The UK economy is not set for a v-shaped recovery following the pandemic after the Bank of England projected it would take longer-than-expected to bounce back, economists have warned.
On Thursday morning, the central bank said the immediate impact of the economy is likely to be shallower than it last projected, but the recovery was now expected to be more drawn out.
It said that UK GDP is unlikely to reach pre-crisis levels until the end of 2021, having previously forecast it would reach that level by the second quarter of that year.

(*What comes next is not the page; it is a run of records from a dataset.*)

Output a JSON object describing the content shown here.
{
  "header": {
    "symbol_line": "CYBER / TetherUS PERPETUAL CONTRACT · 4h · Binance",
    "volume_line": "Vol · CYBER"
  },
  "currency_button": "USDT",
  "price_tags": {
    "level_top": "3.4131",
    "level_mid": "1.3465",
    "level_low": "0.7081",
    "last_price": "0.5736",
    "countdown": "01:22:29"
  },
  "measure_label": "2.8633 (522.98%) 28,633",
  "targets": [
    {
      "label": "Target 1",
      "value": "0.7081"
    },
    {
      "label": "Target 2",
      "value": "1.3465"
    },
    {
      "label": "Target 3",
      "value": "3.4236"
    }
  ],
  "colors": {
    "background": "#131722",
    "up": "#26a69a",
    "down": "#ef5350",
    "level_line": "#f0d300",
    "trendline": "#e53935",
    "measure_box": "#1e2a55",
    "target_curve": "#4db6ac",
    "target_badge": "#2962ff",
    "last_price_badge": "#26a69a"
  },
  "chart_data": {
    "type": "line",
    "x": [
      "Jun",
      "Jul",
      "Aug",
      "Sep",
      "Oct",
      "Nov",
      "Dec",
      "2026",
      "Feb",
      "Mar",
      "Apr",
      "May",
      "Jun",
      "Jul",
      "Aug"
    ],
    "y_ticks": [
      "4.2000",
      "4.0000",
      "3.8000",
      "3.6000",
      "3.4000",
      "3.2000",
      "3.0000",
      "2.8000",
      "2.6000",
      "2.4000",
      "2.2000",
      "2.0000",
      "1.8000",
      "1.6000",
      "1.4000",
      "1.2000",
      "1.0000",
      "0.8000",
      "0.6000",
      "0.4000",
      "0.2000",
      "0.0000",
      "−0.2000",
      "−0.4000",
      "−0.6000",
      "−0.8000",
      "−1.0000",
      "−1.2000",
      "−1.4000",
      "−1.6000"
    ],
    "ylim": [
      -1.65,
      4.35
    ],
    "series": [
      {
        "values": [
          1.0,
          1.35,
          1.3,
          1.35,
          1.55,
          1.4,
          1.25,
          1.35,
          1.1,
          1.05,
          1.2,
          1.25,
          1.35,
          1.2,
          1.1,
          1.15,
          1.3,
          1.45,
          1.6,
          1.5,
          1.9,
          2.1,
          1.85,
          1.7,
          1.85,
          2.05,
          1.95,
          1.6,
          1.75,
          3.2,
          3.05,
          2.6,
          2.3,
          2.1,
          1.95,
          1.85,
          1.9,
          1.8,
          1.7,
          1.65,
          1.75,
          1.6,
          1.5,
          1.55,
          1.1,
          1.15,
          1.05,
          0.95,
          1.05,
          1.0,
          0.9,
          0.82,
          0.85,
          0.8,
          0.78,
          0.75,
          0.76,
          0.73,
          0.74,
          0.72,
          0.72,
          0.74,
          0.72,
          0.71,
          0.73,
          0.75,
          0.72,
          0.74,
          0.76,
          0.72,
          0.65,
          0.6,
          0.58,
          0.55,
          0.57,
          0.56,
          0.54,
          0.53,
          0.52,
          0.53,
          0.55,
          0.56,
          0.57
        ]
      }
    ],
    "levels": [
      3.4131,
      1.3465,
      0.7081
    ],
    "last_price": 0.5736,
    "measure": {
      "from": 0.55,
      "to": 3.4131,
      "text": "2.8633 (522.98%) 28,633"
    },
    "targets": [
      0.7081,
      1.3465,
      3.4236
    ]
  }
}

Jeremy Thomson Cook, chief economist at Equals, said: “The recovery is not going to be v-shaped, the Bank of England is not expecting the economy to return to Q4 2019 size before the end of next year, and expects inflation will not reach its target over the two-year forecast period.”
Tom Stevenson, investment director for personal investing, Fidelity International, said: “The Bank of England seems a lot less convinced by the prospect of a V-shaped recovery for the UK economy than even just a few weeks ago.
“The decision to leave interest rates unchanged at 0.1% surprised no-one but the tone of the accompanying commentary was uncertain.
“No-one knows what recovery from coronavirus will look like and the Bank now accepts that its own predictions are less helpful than useful.”
At the bank’s latest Monetary Policy Committee meeting, members voted unanimously to hold rates at 1% and to maintain quantitative easing at £745 million.
Economists said that, although the bank is likely to deliver further asset purchases, it is unlikely to cut interest rates further this year.
Howard Archer, chief economic adviser to the EY Item Club, said: “It is possible that most MPC members will maintain concerns about the longer-term outlook for the UK economy.
“Consequently, the EY Item Club believes the Bank of England will ultimately decide that it has a further role to play in helping the economy build a sustainable recovery amid likely still challenging and uncertain conditions.
“We expect the Bank of England to announce a further dose of asset purchases either at its September or (more likely) November meetings, most likely around £100 billion.”
Meanwhile, Anneliese Dodds, Labour’s shadow chancellor, said: “Today’s assessment by the Bank of England shows that this is a critical moment for our economy.
“A short-term, post-lockdown rise in spending sits alongside a much more uncertain long-term picture of very low levels of business investment and the prospect of a sharp rise in unemployment.”
The FTSE 100 slipped in early trading as warnings of a longer-than-predicted recovery weighed heavily on trading sentiment.